If you've ever wondered what your Facebook data might actually be used for, this patent might give you an idea. Facebook seems to be looking at ways to cross-reference its user base against radio beacons deployed into retail stores. So if you're a Facebook user and you've given Facebook the adequate permissions, a store with a beacon setup could see the demographic of every Facebook user (which is, in many countries, most people) who walks through their door. In the patent, the beacon could glean data like which customers are repeat visitors, how long they're in the store, their age, birthdays, loyalty status and other pieces of information that can be used to sell them more things.
Facebook has been working on building its own fiber networks for a while now, but it seems the company is also interested in finding novel ways to actually build those networks. This patent outlines a robotic drill that can be remotely controlled to dig a small tunnel underground and lay cable behind it in one action. It would have sensors onboard to help it avoid difficult-to-break substances, like hard rocks, while it moves underground. I'd also like one of these to redo all the wiring in my apartment that's hanging in front of the walls because I don't trust myself to drill holes like this.
This sounds more like something out of a "Fast & Furious" movie than something you'd see in real life, but Microsoft is apparently exploring the feasibility of delivering packages with autonomous drones while people sit in their cars. While there might be some benefit to delivering to your car in some situations — perhaps you want a pizza delivered while you're at the beach — I can't think of a lot of instances where whatever you're getting delivered you need while you're still in the car, as opposed to dropped near you in a field or something safer. Unless you've just heisted some jewels and are making a quick getaway, but still want to make sure you get that thing you were up all night bidding on eBay for.
If you're anything like me, you have a very visual memory. I take a lot of photos, and invariably, I can't remember when I went somewhere or did something, but I did take a picture of it. Thanks to the magic of the cloud, I can usually fire up Apple or Google Photos and scroll back in time until I find what I was looking for, and then figure out when it was. Microsoft's new patent wants to make that a little easier, by ascribing life events to your calendar. So when you went on your big trip to Cancun over spring break three years ago, Microsoft would've flagged to you at the time asking if you wanted to add something like "Cancun Trip" and all the photos from while you were there to your calendar. You could then scroll back through that calendar and see exactly what you did when. It's like exporting your memory to the cloud.
It's like "Ready Player One," but more real. Microsoft has patented a set of wearable gloves that could provide a small sense of reality when playing VR games. The mechanized gloves would be filled with fluids that could contract the gloves to make touching virtual solid objects feel similar to real ones. The gloves could also vibrate to give a sense of haptic feedback in other ways. Imagine playing a baseball game where you could feel the weight of the bat in your hands and the buzz of the bat when you hit the ball. Hopefully future VR systems won't also be encoding the feeling of getting hit by a pitch, though.

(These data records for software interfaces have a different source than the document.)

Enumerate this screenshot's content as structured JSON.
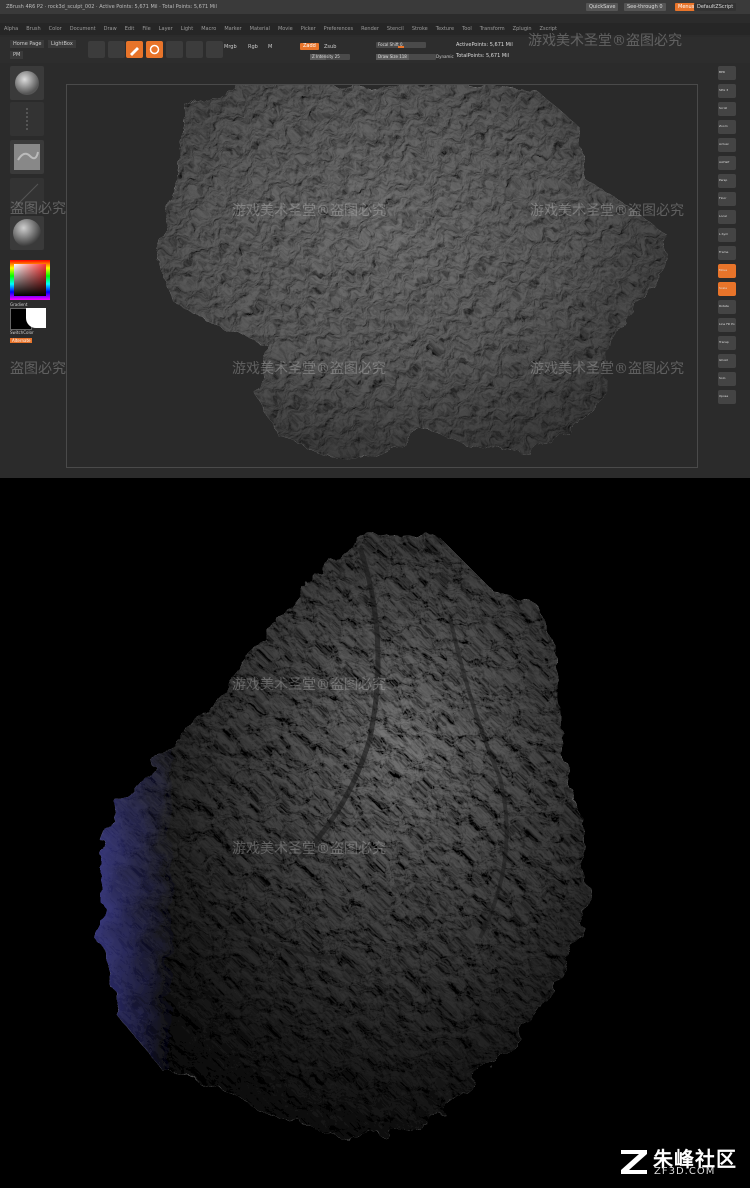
{
  "titlebar": {
    "title": "ZBrush 4R6 P2 · rock3d_sculpt_002 · Active Points: 5,671 Mil · Total Points: 5,671 Mil",
    "quicksave": "QuickSave",
    "seethrough": "See-through 0",
    "menus_label": "Menus",
    "script": "DefaultZScript"
  },
  "menubar": {
    "items": [
      "Alpha",
      "Brush",
      "Color",
      "Document",
      "Draw",
      "Edit",
      "File",
      "Layer",
      "Light",
      "Macro",
      "Marker",
      "Material",
      "Movie",
      "Picker",
      "Preferences",
      "Render",
      "Stencil",
      "Stroke",
      "Texture",
      "Tool",
      "Transform",
      "Zplugin",
      "Zscript"
    ]
  },
  "toolbar": {
    "home_label": "Home Page",
    "lightbox_label": "LightBox",
    "edit_label": "Edit",
    "draw_label": "Draw",
    "move_label": "Move",
    "scale_label": "Scale",
    "rotate_label": "Rotate",
    "mrgb_label": "Mrgb",
    "rgb_label": "Rgb",
    "m_label": "M",
    "zadd_label": "Zadd",
    "zsub_label": "Zsub",
    "focal_label": "Focal Shift 0",
    "draw_size_label": "Draw Size 118",
    "z_intensity_label": "Z Intensity 25",
    "dynamic_label": "Dynamic",
    "active_points": "ActivePoints: 5,671 Mil",
    "total_points": "TotalPoints: 5,671 Mil"
  },
  "left_tray": {
    "material_label": "SkinShade4",
    "gradient_label": "Gradient",
    "switch_label": "SwitchColor",
    "alternate_label": "Alternate"
  },
  "right_tray": {
    "buttons": [
      "BPR",
      "SPix 3",
      "Scroll",
      "Zoom",
      "Actual",
      "AAHalf",
      "Persp",
      "Floor",
      "Local",
      "L.Sym",
      "Frame",
      "Move",
      "Scale",
      "Rotate",
      "Line Fill PolyF",
      "Transp",
      "Ghost",
      "Solo",
      "Xpose"
    ]
  },
  "watermarks": {
    "text": "游戏美术圣堂®盗图必究",
    "text_short": "盗图必究"
  },
  "logo": {
    "chinese": "朱峰社区",
    "domain": "ZF3D.COM"
  },
  "colors": {
    "accent": "#e8742a",
    "ui_bg": "#2b2b2b",
    "render_bg": "#000000"
  }
}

Mike Murphy ( @mcwm) is the director of special projects at Protocol, focusing on the industries being rapidly upended by technology and the companies disrupting incumbents. Previously, Mike was the technology editor at Quartz, where he frequently wrote on robotics, artificial intelligence, and consumer electronics.